About this exercise: In the listing below, how many lines hold "name"? Give the number only.

-.-.-

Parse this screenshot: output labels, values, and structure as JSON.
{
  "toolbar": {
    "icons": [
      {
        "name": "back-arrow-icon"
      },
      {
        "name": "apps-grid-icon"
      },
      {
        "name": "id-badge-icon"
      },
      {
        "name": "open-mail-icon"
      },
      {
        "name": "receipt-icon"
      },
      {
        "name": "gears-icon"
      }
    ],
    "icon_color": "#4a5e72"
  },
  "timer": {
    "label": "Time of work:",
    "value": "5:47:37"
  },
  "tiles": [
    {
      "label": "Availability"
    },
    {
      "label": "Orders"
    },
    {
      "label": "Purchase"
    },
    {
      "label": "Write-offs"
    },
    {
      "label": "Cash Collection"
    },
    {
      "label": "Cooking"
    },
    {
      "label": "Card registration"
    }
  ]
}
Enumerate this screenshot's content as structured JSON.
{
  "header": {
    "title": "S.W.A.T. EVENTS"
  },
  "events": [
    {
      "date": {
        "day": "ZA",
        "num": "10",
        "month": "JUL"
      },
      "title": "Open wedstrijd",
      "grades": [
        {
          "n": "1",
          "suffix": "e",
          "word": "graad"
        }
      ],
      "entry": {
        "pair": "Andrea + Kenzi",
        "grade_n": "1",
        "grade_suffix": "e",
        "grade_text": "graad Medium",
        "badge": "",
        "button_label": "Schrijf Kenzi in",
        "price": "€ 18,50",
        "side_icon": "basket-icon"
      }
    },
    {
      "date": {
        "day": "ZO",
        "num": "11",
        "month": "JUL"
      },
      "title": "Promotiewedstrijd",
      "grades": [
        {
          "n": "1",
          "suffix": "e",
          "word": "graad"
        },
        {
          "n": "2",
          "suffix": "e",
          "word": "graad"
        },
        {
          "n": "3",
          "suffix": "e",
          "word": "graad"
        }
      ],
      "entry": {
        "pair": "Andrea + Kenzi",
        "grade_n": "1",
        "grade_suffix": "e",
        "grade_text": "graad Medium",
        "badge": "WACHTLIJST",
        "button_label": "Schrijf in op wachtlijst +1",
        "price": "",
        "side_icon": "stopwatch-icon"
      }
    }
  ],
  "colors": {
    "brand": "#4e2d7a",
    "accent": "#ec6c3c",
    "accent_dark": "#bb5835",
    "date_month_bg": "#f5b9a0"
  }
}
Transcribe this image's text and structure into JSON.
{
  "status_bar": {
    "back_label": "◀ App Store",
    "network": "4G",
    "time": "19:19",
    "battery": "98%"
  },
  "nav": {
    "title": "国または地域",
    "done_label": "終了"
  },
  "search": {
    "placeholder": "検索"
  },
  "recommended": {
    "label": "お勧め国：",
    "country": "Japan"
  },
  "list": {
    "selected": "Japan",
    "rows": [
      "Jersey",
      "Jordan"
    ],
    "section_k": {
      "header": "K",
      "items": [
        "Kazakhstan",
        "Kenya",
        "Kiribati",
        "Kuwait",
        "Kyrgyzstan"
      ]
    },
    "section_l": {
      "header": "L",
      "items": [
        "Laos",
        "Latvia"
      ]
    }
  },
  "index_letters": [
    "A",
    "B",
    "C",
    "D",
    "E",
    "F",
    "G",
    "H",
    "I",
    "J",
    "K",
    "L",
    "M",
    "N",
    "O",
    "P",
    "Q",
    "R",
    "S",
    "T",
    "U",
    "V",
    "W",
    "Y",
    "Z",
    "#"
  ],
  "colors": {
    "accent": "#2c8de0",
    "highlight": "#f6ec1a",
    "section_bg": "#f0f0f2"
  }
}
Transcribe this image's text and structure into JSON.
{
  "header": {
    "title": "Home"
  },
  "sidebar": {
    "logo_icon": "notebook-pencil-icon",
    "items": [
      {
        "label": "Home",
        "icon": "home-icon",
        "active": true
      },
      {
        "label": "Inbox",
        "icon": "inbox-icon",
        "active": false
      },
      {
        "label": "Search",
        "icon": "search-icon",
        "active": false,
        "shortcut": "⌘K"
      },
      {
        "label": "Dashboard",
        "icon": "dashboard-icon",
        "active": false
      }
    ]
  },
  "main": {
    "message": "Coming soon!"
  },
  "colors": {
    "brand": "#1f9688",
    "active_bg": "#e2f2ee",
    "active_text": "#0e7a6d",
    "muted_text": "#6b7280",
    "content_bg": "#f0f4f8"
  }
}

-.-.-

Answer space: 6